→ **Task to complete**
Your task is to restate the listing word for word without the pictures.

→ **Records provided**

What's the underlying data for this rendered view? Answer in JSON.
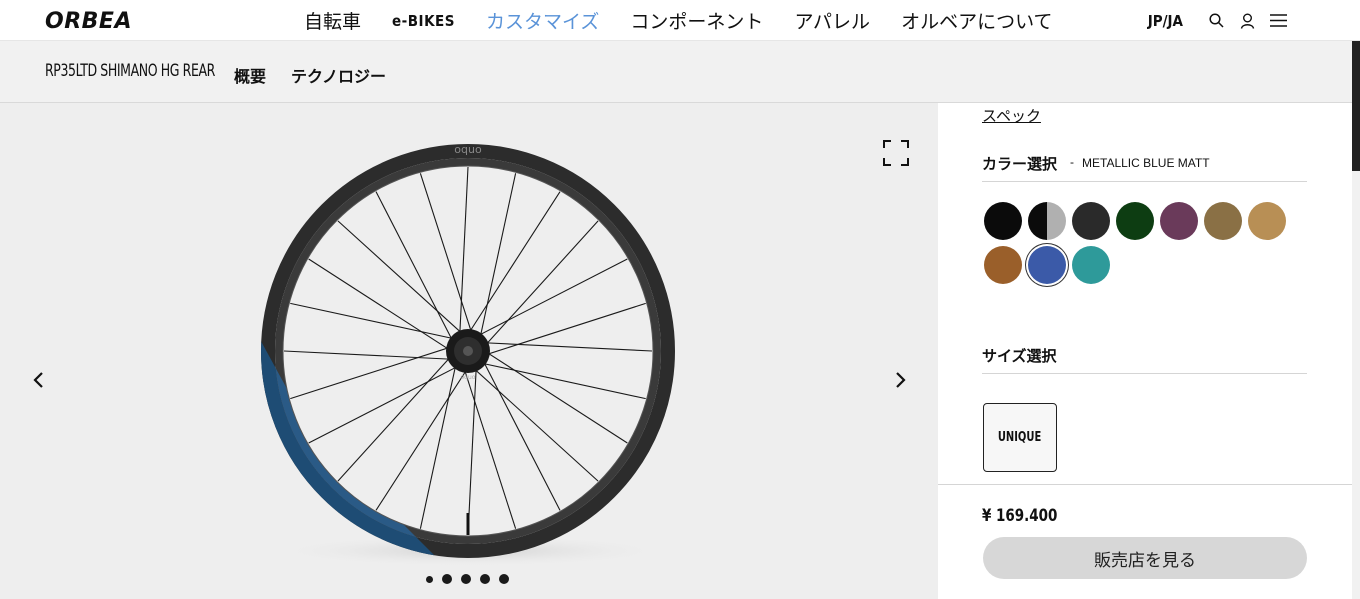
{
  "brand": {
    "logo_text": "ORBEA"
  },
  "nav": {
    "items": [
      {
        "label": "自転車"
      },
      {
        "label": "e-BIKES"
      },
      {
        "label": "カスタマイズ"
      },
      {
        "label": "コンポーネント"
      },
      {
        "label": "アパレル"
      },
      {
        "label": "オルベアについて"
      }
    ],
    "active_index": 2,
    "active_color": "#5a93d8",
    "language": "JP/JA",
    "icons": [
      "search-icon",
      "user-icon",
      "menu-icon"
    ]
  },
  "subheader": {
    "product_name": "RP35LTD SHIMANO HG REAR",
    "tabs": [
      {
        "label": "概要"
      },
      {
        "label": "テクノロジー"
      }
    ]
  },
  "gallery": {
    "rim_brand": "oquo",
    "hub_label": "oquo",
    "dot_count": 5,
    "active_dot": 0,
    "icons": [
      "prev-arrow-icon",
      "next-arrow-icon",
      "fullscreen-icon"
    ]
  },
  "config": {
    "spec_link": "スペック",
    "color_title": "カラー選択",
    "color_separator": "-",
    "selected_color_name": "METALLIC BLUE MATT",
    "colors": [
      {
        "hex": "#0b0b0b"
      },
      {
        "hex": "split-black-grey"
      },
      {
        "hex": "#2a2a2a"
      },
      {
        "hex": "#0d3d12"
      },
      {
        "hex": "#6a3a5a"
      },
      {
        "hex": "#8a7045"
      },
      {
        "hex": "#b88f55"
      },
      {
        "hex": "#9a5f2a"
      },
      {
        "hex": "#3b5aa8"
      },
      {
        "hex": "#2e9a9a"
      }
    ],
    "selected_color_index": 8,
    "size_title": "サイズ選択",
    "sizes": [
      {
        "label": "UNIQUE"
      }
    ],
    "price": "¥ 169.400",
    "dealer_button": "販売店を見る"
  }
}
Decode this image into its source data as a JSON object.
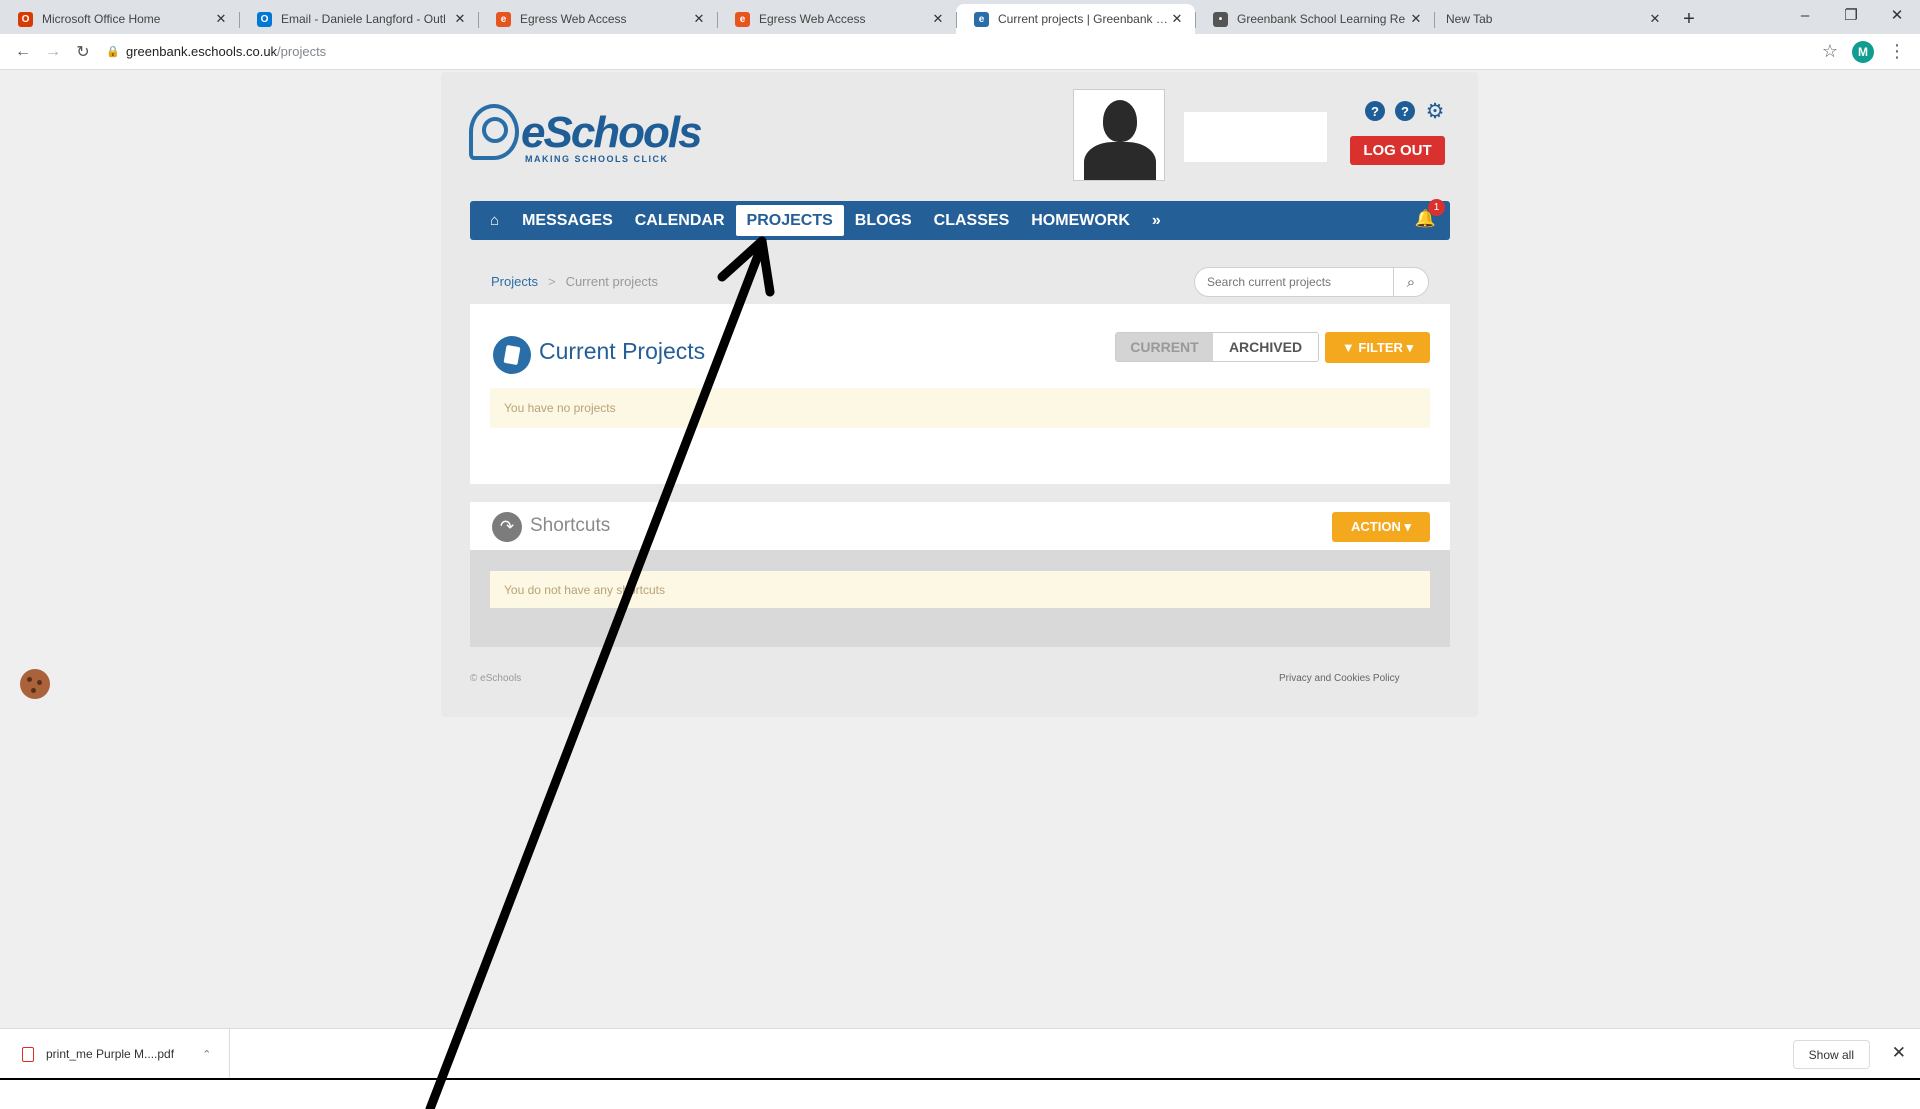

→ **Result of this exercise**
What's the underlying data for this rendered view? Answer in JSON.
{
  "brand": {
    "logo_text": "ORBEA"
  },
  "nav": {
    "items": [
      {
        "label": "自転車"
      },
      {
        "label": "e-BIKES"
      },
      {
        "label": "カスタマイズ"
      },
      {
        "label": "コンポーネント"
      },
      {
        "label": "アパレル"
      },
      {
        "label": "オルベアについて"
      }
    ],
    "active_index": 2,
    "active_color": "#5a93d8",
    "language": "JP/JA",
    "icons": [
      "search-icon",
      "user-icon",
      "menu-icon"
    ]
  },
  "subheader": {
    "product_name": "RP35LTD SHIMANO HG REAR",
    "tabs": [
      {
        "label": "概要"
      },
      {
        "label": "テクノロジー"
      }
    ]
  },
  "gallery": {
    "rim_brand": "oquo",
    "hub_label": "oquo",
    "dot_count": 5,
    "active_dot": 0,
    "icons": [
      "prev-arrow-icon",
      "next-arrow-icon",
      "fullscreen-icon"
    ]
  },
  "config": {
    "spec_link": "スペック",
    "color_title": "カラー選択",
    "color_separator": "-",
    "selected_color_name": "METALLIC BLUE MATT",
    "colors": [
      {
        "hex": "#0b0b0b"
      },
      {
        "hex": "split-black-grey"
      },
      {
        "hex": "#2a2a2a"
      },
      {
        "hex": "#0d3d12"
      },
      {
        "hex": "#6a3a5a"
      },
      {
        "hex": "#8a7045"
      },
      {
        "hex": "#b88f55"
      },
      {
        "hex": "#9a5f2a"
      },
      {
        "hex": "#3b5aa8"
      },
      {
        "hex": "#2e9a9a"
      }
    ],
    "selected_color_index": 8,
    "size_title": "サイズ選択",
    "sizes": [
      {
        "label": "UNIQUE"
      }
    ],
    "price": "¥ 169.400",
    "dealer_button": "販売店を見る"
  }
}
Decode this image into its source data as a JSON object.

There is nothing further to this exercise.